** DATASET RECORDS follows **
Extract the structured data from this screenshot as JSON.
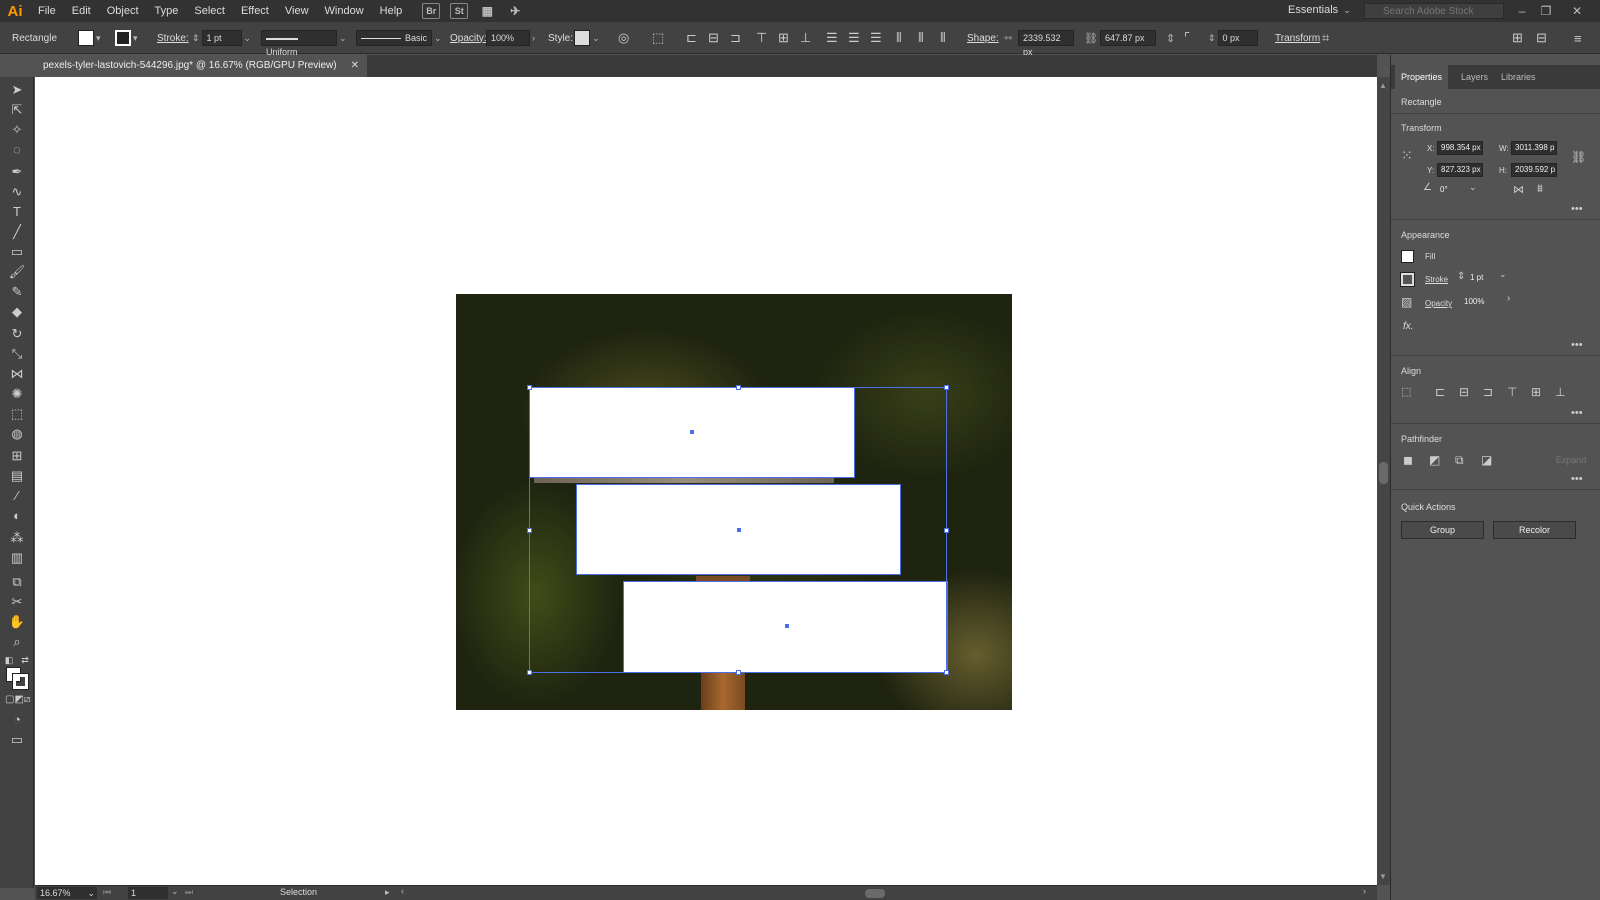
{
  "app": {
    "logo": "Ai"
  },
  "menu": {
    "items": [
      "File",
      "Edit",
      "Object",
      "Type",
      "Select",
      "Effect",
      "View",
      "Window",
      "Help"
    ],
    "bridge_label": "Br",
    "stock_label": "St"
  },
  "workspace": {
    "label": "Essentials"
  },
  "search": {
    "placeholder": "Search Adobe Stock"
  },
  "controlbar": {
    "object_type": "Rectangle",
    "stroke_label": "Stroke:",
    "stroke_weight": "1 pt",
    "stroke_profile": "Uniform",
    "brush": "Basic",
    "opacity_label": "Opacity:",
    "opacity_value": "100%",
    "style_label": "Style:",
    "shape_label": "Shape:",
    "shape_width": "2339.532 px",
    "shape_height": "647.87 px",
    "corner_radius": "0 px",
    "transform_label": "Transform"
  },
  "document": {
    "tab_title": "pexels-tyler-lastovich-544296.jpg* @ 16.67% (RGB/GPU Preview)"
  },
  "statusbar": {
    "zoom": "16.67%",
    "page": "1",
    "tool": "Selection"
  },
  "panel": {
    "tabs": [
      "Properties",
      "Layers",
      "Libraries"
    ],
    "object_type": "Rectangle",
    "transform": {
      "heading": "Transform",
      "x_label": "X:",
      "x": "998.354 px",
      "y_label": "Y:",
      "y": "827.323 px",
      "w_label": "W:",
      "w": "3011.398 p",
      "h_label": "H:",
      "h": "2039.592 p",
      "angle": "0°"
    },
    "appearance": {
      "heading": "Appearance",
      "fill_label": "Fill",
      "stroke_label": "Stroke",
      "stroke_weight": "1 pt",
      "opacity_label": "Opacity",
      "opacity_value": "100%",
      "fx_label": "fx."
    },
    "align": {
      "heading": "Align"
    },
    "pathfinder": {
      "heading": "Pathfinder",
      "expand_label": "Expand"
    },
    "quick_actions": {
      "heading": "Quick Actions",
      "group_label": "Group",
      "recolor_label": "Recolor"
    }
  },
  "colors": {
    "selection": "#4a6fe8",
    "app_logo": "#ff9a00",
    "ui_dark": "#323232",
    "ui_mid": "#424242",
    "ui_panel": "#535353"
  }
}
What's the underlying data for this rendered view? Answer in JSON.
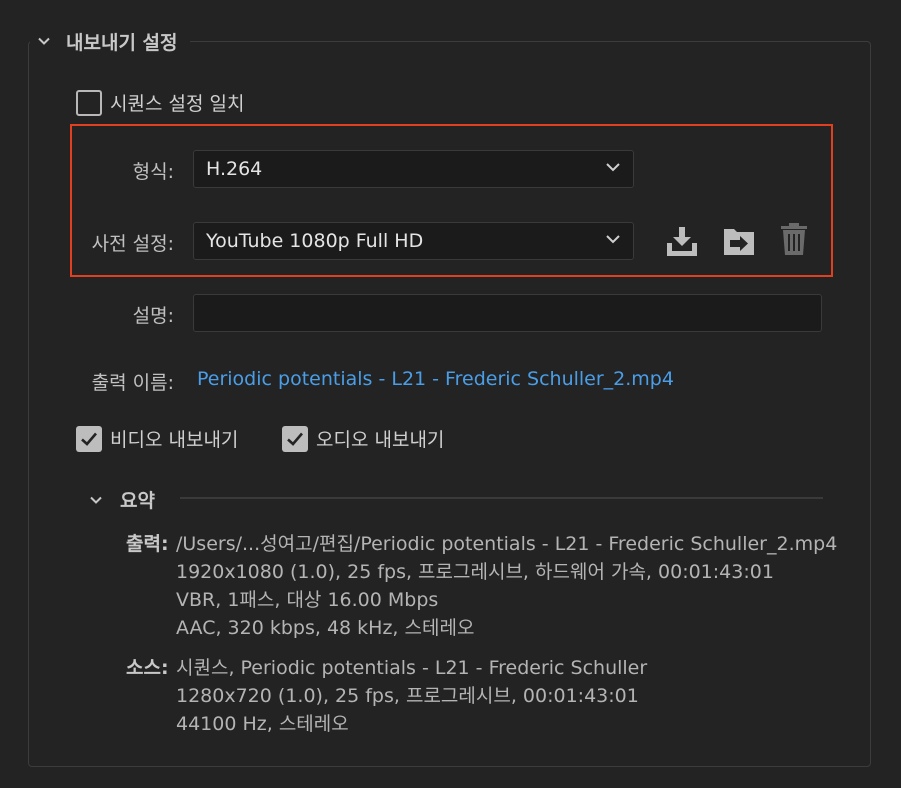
{
  "export_settings": {
    "title": "내보내기 설정",
    "match_sequence": {
      "label": "시퀀스 설정 일치",
      "checked": false
    },
    "format": {
      "label": "형식:",
      "value": "H.264"
    },
    "preset": {
      "label": "사전 설정:",
      "value": "YouTube 1080p Full HD"
    },
    "preset_actions": [
      "save-preset-icon",
      "import-preset-icon",
      "delete-preset-icon"
    ],
    "comments": {
      "label": "설명:",
      "value": ""
    },
    "output_name": {
      "label": "출력 이름:",
      "value": "Periodic potentials - L21 - Frederic Schuller_2.mp4"
    },
    "export_video": {
      "label": "비디오 내보내기",
      "checked": true
    },
    "export_audio": {
      "label": "오디오 내보내기",
      "checked": true
    }
  },
  "summary": {
    "title": "요약",
    "output": {
      "label": "출력:",
      "lines": [
        "/Users/...성여고/편집/Periodic potentials - L21 - Frederic Schuller_2.mp4",
        "1920x1080 (1.0), 25 fps, 프로그레시브, 하드웨어 가속, 00:01:43:01",
        "VBR, 1패스, 대상 16.00 Mbps",
        "AAC, 320 kbps, 48 kHz, 스테레오"
      ]
    },
    "source": {
      "label": "소스:",
      "lines": [
        "시퀀스, Periodic potentials - L21 - Frederic Schuller",
        "1280x720 (1.0), 25 fps, 프로그레시브, 00:01:43:01",
        "44100 Hz, 스테레오"
      ]
    }
  },
  "colors": {
    "background": "#232323",
    "highlight": "#e0401f",
    "link": "#4a9ee8"
  }
}
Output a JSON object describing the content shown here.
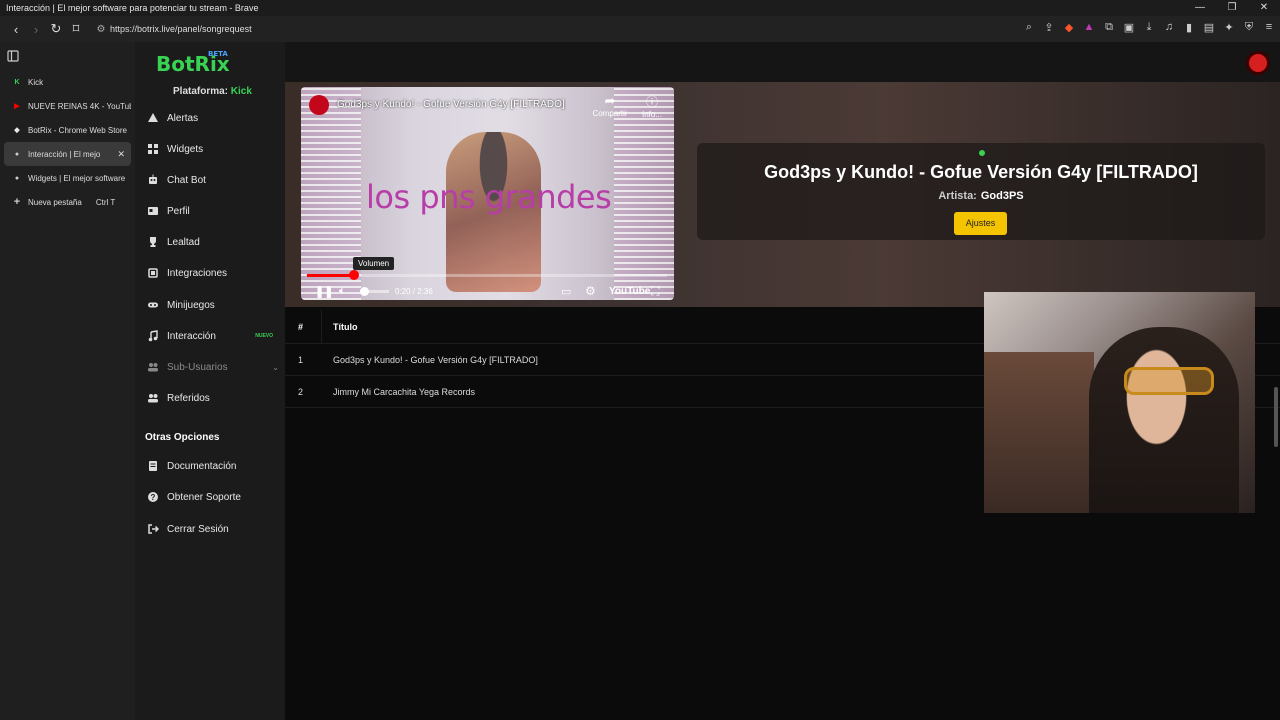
{
  "window": {
    "title": "Interacción | El mejor software para potenciar tu stream - Brave"
  },
  "browser": {
    "url": "https://botrix.live/panel/songrequest"
  },
  "tabs": [
    {
      "label": "Kick",
      "favicon_color": "#39d353",
      "favicon_glyph": "K"
    },
    {
      "label": "NUEVE REINAS 4K - YouTub",
      "favicon_color": "#ff0000",
      "favicon_glyph": "▶"
    },
    {
      "label": "BotRix - Chrome Web Store",
      "favicon_color": "#e8e8e8",
      "favicon_glyph": "◆"
    },
    {
      "label": "Interacción | El mejo",
      "favicon_color": "#cccccc",
      "favicon_glyph": "●",
      "active": true
    },
    {
      "label": "Widgets | El mejor software",
      "favicon_color": "#cccccc",
      "favicon_glyph": "●"
    }
  ],
  "new_tab": {
    "label": "Nueva pestaña",
    "shortcut": "Ctrl   T"
  },
  "sidebar": {
    "logo": "BotRix",
    "logo_badge": "BETA",
    "platform_label": "Plataforma:",
    "platform_value": "Kick",
    "items": [
      {
        "label": "Alertas",
        "icon": "warning-icon"
      },
      {
        "label": "Widgets",
        "icon": "grid-icon"
      },
      {
        "label": "Chat Bot",
        "icon": "robot-icon"
      },
      {
        "label": "Perfil",
        "icon": "id-card-icon"
      },
      {
        "label": "Lealtad",
        "icon": "trophy-icon"
      },
      {
        "label": "Integraciones",
        "icon": "plug-icon"
      },
      {
        "label": "Minijuegos",
        "icon": "gamepad-icon"
      },
      {
        "label": "Interacción",
        "icon": "music-icon",
        "badge": "NUEVO"
      },
      {
        "label": "Sub-Usuarios",
        "icon": "users-icon"
      },
      {
        "label": "Referidos",
        "icon": "user-group-icon"
      }
    ],
    "other_heading": "Otras Opciones",
    "other_items": [
      {
        "label": "Documentación",
        "icon": "doc-icon"
      },
      {
        "label": "Obtener Soporte",
        "icon": "help-icon"
      },
      {
        "label": "Cerrar Sesión",
        "icon": "logout-icon"
      }
    ]
  },
  "player": {
    "video_title": "God3ps y Kundo! - Gofue Versión G4y [FILTRADO]",
    "share_label": "Compartir",
    "info_label": "Info...",
    "caption": "los pns grandes",
    "tooltip": "Volumen",
    "time": "0:20 / 2:36",
    "progress": 0.13,
    "brand": "YouTube"
  },
  "now_playing": {
    "title": "God3ps y Kundo! - Gofue Versión G4y [FILTRADO]",
    "artist_label": "Artista:",
    "artist": "God3PS",
    "settings_button": "Ajustes"
  },
  "queue": {
    "headers": [
      "#",
      "Título"
    ],
    "rows": [
      {
        "n": "1",
        "title": "God3ps y Kundo! - Gofue Versión G4y [FILTRADO]"
      },
      {
        "n": "2",
        "title": "Jimmy Mi Carcachita Yega Records"
      }
    ]
  },
  "colors": {
    "accent": "#39d353",
    "button": "#f5c400",
    "brand_blue": "#4aa3ff"
  }
}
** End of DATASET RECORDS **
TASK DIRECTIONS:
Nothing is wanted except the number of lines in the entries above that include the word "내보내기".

EXPECTED OUTPUT:
3